Veterinary organisations are urging the government not to include overseas veterinary students in the UK’s immigration targets. Failure to exempt students from the targets will increase the downward pressure on the number of qualified vets able to come to the UK from overseas, they warned.
The recommendation was made by the BVA, RCVS and Veterinary Schools Council (VSC) in a joint paper submitted to the Migration Advisory Committee (MAC).
MAC is an independent body that provides the government with advice on migration issues. Last autumn it launched a consultation calling for views on the economic and social impacts of international students.
BVA, RCVS and VSC also said that overseas veterinary students who qualify in the UK should be able to remain here to live and work after graduation. This would help to alleviate the current shortage of vets.
Furthermore, any required increase in the number of UK-national veterinary graduates must be properly funded, they added. International students currently make a disproportionate contribution to the finances of veterinary schools.
In 2017, nearly 22 per cent of vet students studying in the UK were not British citizens. Out of 1,145 non-UK students, 129 were from EU countries and 1,016 were from non-EU countries.
Whilst the number of EU students was relatively small, the joint paper pointed out that EU nationals make up 22 per cent of veterinary surgeons working in academia in the UK. Most of these perform roles that are directly linked to the provision of education and training for the undergraduate veterinary degree.
RCVS president Professor Stephen May said the paper was submitted “against the backdrop of potential staff shortages across the veterinary sector as a whole”. This will be exacerbated if the flow of EU vets into the UK is stemmed after Brexit, or if large numbers of EU citizens already in the UK decide to go elsewhere to work.
BVA president John Fishwick added: “The measures outlined in our submission aim to help maintain the necessary numbers of highly educated and skilled vets. Fulfilling the demand for vets, following the departure of the UK from the EU, will be essential to maintain animal health and welfare, public health, food safety and trade.

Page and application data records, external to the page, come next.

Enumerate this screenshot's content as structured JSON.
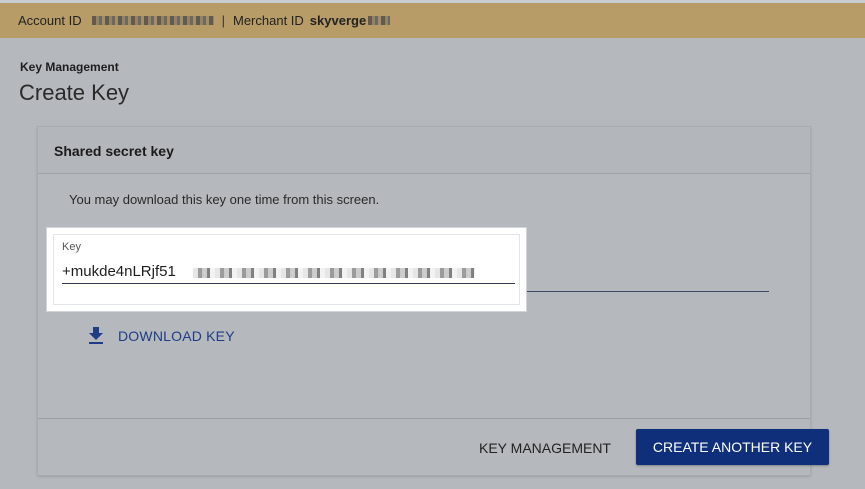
{
  "header": {
    "account_label": "Account ID",
    "separator": "|",
    "merchant_label": "Merchant ID",
    "merchant_value": "skyverge"
  },
  "breadcrumb": "Key Management",
  "page_title": "Create Key",
  "card": {
    "title": "Shared secret key",
    "notice": "You may download this key one time from this screen.",
    "key_field": {
      "label": "Key",
      "value": "+mukde4nLRjf51"
    },
    "download_label": "DOWNLOAD KEY",
    "footer": {
      "key_management_label": "KEY MANAGEMENT",
      "create_another_label": "CREATE ANOTHER KEY"
    }
  },
  "colors": {
    "header_bar": "#b89c68",
    "primary_button": "#0f2f7a",
    "link": "#1f3d87",
    "overlay_bg": "#b5b8bc"
  },
  "icons": {
    "download": "download-icon"
  }
}
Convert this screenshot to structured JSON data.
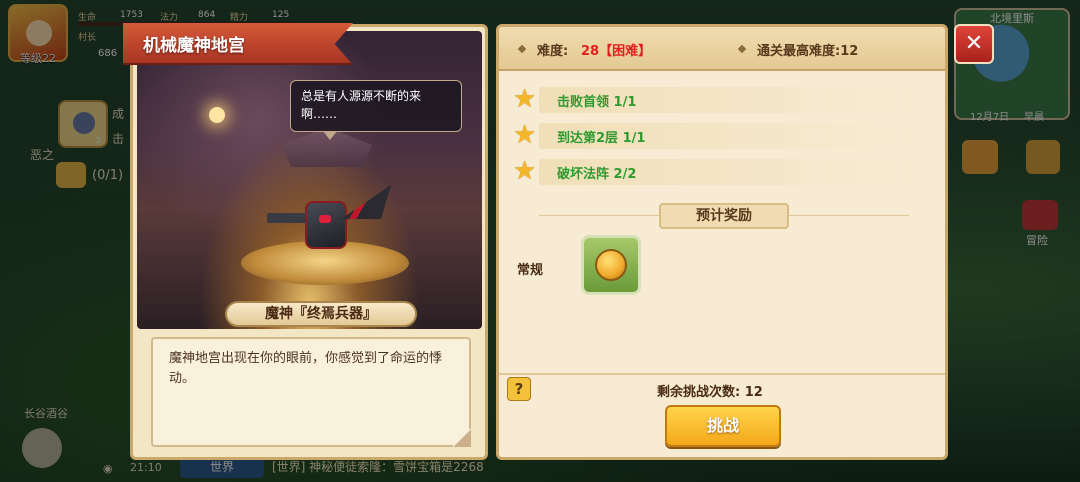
{
  "hud": {
    "level": "等级22",
    "hp_label": "生命",
    "hp_value": "1753",
    "atk_label": "法力",
    "atk_value": "864",
    "spd_label": "精力",
    "spd_value": "125",
    "village": "村长",
    "coins": "686",
    "side_count_badge": "2",
    "side_text_1": "成",
    "side_text_2": "击",
    "side_text_3": "恶之",
    "side_counter": "(0/1)",
    "tavern": "长谷酒谷",
    "time": "21:10",
    "wifi": "◉",
    "chat_channel": "世界",
    "chat_message": "[世界] 神秘便徒索隆：雪饼宝箱是2268",
    "map_title": "北境里斯",
    "map_date": "12月7日",
    "map_period": "早晨",
    "adventure": "冒险"
  },
  "left_panel": {
    "title": "机械魔神地宫",
    "speech": "总是有人源源不断的来啊……",
    "boss_name": "魔神『终焉兵器』",
    "description": "魔神地宫出现在你的眼前，你感觉到了命运的悸动。"
  },
  "right_panel": {
    "difficulty_label": "难度:",
    "difficulty_value": "28【困难】",
    "best_label": "通关最高难度:12",
    "missions": [
      {
        "text": "击败首领  1/1"
      },
      {
        "text": "到达第2层  1/1"
      },
      {
        "text": "破坏法阵  2/2"
      }
    ],
    "reward_title": "预计奖励",
    "normal_label": "常规",
    "help": "?",
    "remaining": "剩余挑战次数: 12",
    "challenge": "挑战"
  },
  "close_label": "✕",
  "colors": {
    "difficulty_red": "#e02020",
    "mission_green": "#2f9a2f",
    "star_gold": "#f4b72a",
    "button_gold": "#f4a81a",
    "close_red": "#c8302a"
  },
  "icons": [
    "star-icon",
    "coin-icon",
    "close-icon",
    "help-icon"
  ]
}
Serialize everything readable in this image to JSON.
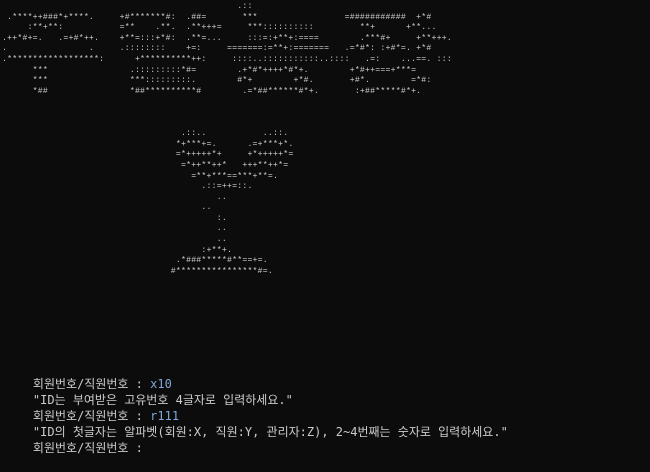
{
  "ascii_art": "                                              .::\n .****++###*+****.     +#*******#:  .##=       ***                 =###########  +*#\n     :**+**:           =**    .**.  .**+++=     ***::::::::::         **+      +**...\n.++*#+=.   .=+#*++.    +**=:::+*#:  .**=...     :::=:+**+:====        .***#+     +**+++.\n.                .     .::::::::    +=:     =======:=**+:=======   .=*#*: :+#*=. +*#\n.******************:      +**********++:     ::::..:::::::::::..::::   .=:    ...==. :::\n      ***                .:::::::::*#=        .+*#*++++*#*+.        +*#++===+***=\n      ***                ***:::::::::.        #*+        +*#.       +#*.        =*#:\n      *##                *##**********#        .=*##******#*+.       :+##*****#*+.\n\n\n\n                                   .::..           ..::.\n                                  *+***+=.      .=+***+*.\n                                  =*+++++*+     +*+++++*=\n                                   =*++**++*   +++**++*=\n                                     =**+***==***+**=.\n                                       .::=++=::.\n                                          ..\n                                       ..\n                                          :.\n                                          ..\n                                          ..\n                                       :+**+.\n                                  .*###*****#**==+=.\n                                 #****************#=.",
  "console": {
    "lines": [
      {
        "prompt": "회원번호/직원번호 : ",
        "input": "x10"
      },
      {
        "prompt": "\"ID는 부여받은 고유번호 4글자로 입력하세요.\"",
        "input": ""
      },
      {
        "prompt": "회원번호/직원번호 : ",
        "input": "r111"
      },
      {
        "prompt": "\"ID의 첫글자는 알파벳(회원:X, 직원:Y, 관리자:Z), 2~4번째는 숫자로 입력하세요.\"",
        "input": ""
      },
      {
        "prompt": "회원번호/직원번호 : ",
        "input": ""
      }
    ]
  },
  "colors": {
    "background": "#0c0c0c",
    "text": "#cccccc",
    "input": "#7fa7d9"
  }
}
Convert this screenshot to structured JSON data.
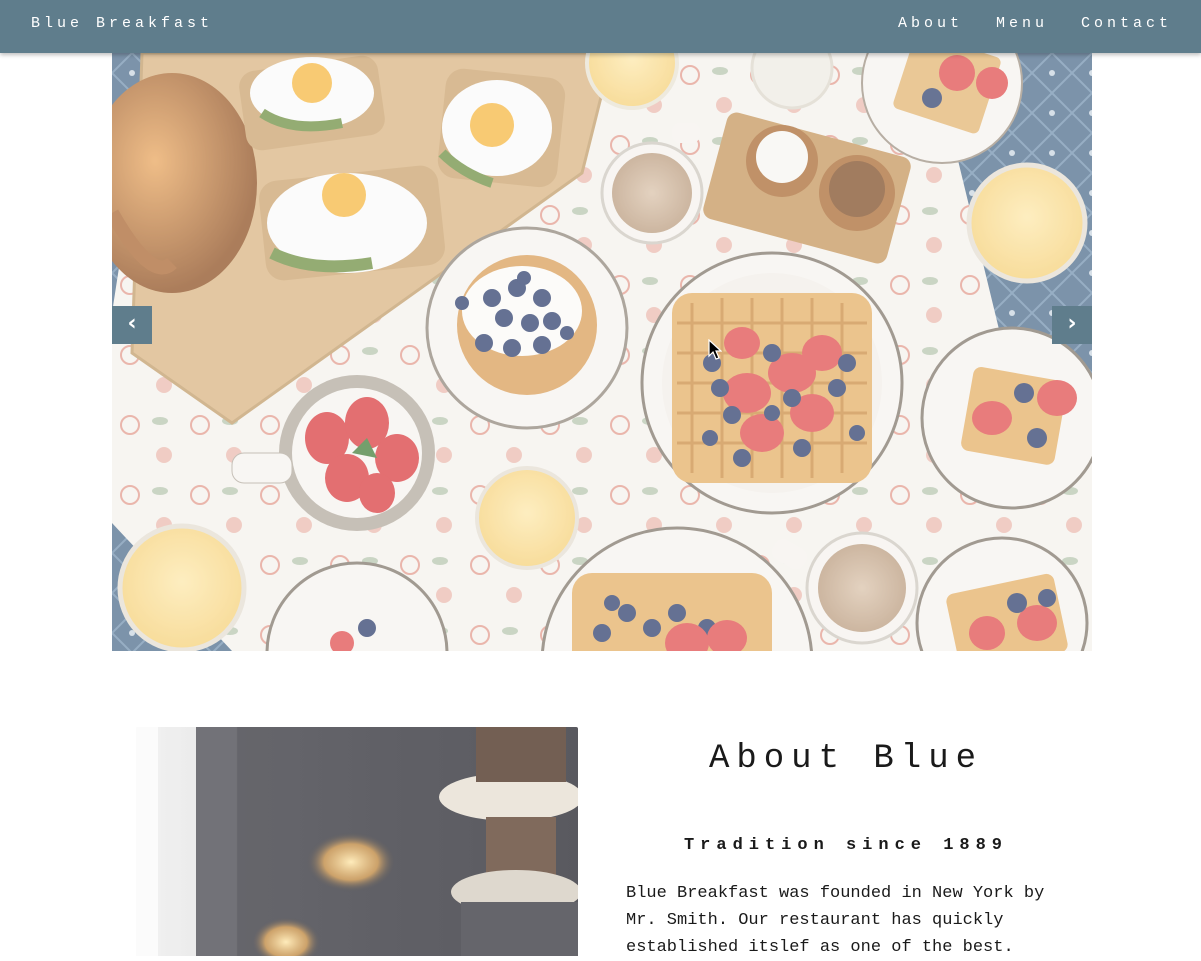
{
  "navbar": {
    "brand": "Blue Breakfast",
    "links": [
      {
        "label": "About"
      },
      {
        "label": "Menu"
      },
      {
        "label": "Contact"
      }
    ],
    "background": "#5f7d8c"
  },
  "carousel": {
    "prev_icon": "‹",
    "next_icon": "›",
    "image": "breakfast-table-photo"
  },
  "about": {
    "title": "About Blue",
    "subtitle": "Tradition since 1889",
    "text": "Blue Breakfast was founded in New York by Mr. Smith. Our restaurant has quickly established itslef as one of the best.",
    "image": "bakery-interior-photo"
  },
  "colors": {
    "accent": "#5f7d8c",
    "text": "#1a1a1a"
  }
}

“Enabling overseas veterinary students who qualify in the UK to remain and continue to contribute following graduation will help alleviate a shortage of vets.”